** YOUR INSTRUCTIONS **
Copy all lines in the material holding the string "description".

<<<<

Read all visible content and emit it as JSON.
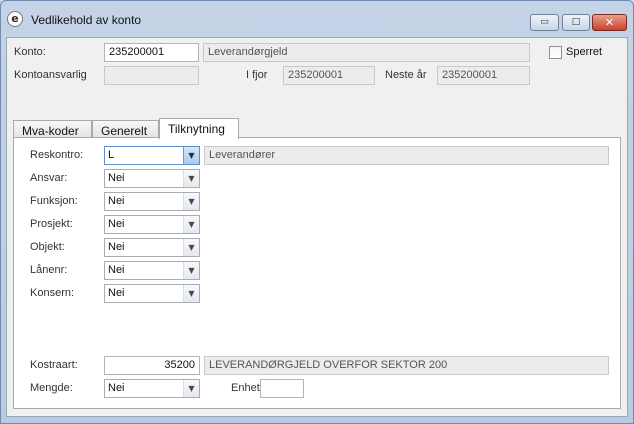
{
  "window": {
    "title": "Vedlikehold av konto",
    "app_icon_glyph": "e",
    "controls": {
      "minimize": "▭",
      "maximize": "□",
      "close": "✕"
    }
  },
  "header": {
    "konto_label": "Konto:",
    "konto_value": "235200001",
    "konto_name": "Leverandørgjeld",
    "sperret_label": "Sperret",
    "sperret_checked": false,
    "kontoansvarlig_label": "Kontoansvarlig",
    "kontoansvarlig_value": "",
    "ifjor_label": "I fjor",
    "ifjor_value": "235200001",
    "nestear_label": "Neste år",
    "nestear_value": "235200001"
  },
  "tabs": [
    {
      "label": "Mva-koder",
      "active": false
    },
    {
      "label": "Generelt",
      "active": false
    },
    {
      "label": "Tilknytning",
      "active": true
    }
  ],
  "tilknytning": {
    "reskontro": {
      "label": "Reskontro:",
      "value": "L",
      "description": "Leverandører"
    },
    "rows": [
      {
        "label": "Ansvar:",
        "value": "Nei"
      },
      {
        "label": "Funksjon:",
        "value": "Nei"
      },
      {
        "label": "Prosjekt:",
        "value": "Nei"
      },
      {
        "label": "Objekt:",
        "value": "Nei"
      },
      {
        "label": "Lånenr:",
        "value": "Nei"
      },
      {
        "label": "Konsern:",
        "value": "Nei"
      }
    ],
    "kostraart": {
      "label": "Kostraart:",
      "value": "35200",
      "description": "LEVERANDØRGJELD OVERFOR SEKTOR 200"
    },
    "mengde": {
      "label": "Mengde:",
      "value": "Nei"
    },
    "enhet": {
      "label": "Enhet:",
      "value": ""
    }
  },
  "icons": {
    "dropdown": "▼"
  }
}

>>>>

** COMPLETED TASK **
      "description": "Leverandører"
      "description": "LEVERANDØRGJELD OVERFOR SEKTOR 200"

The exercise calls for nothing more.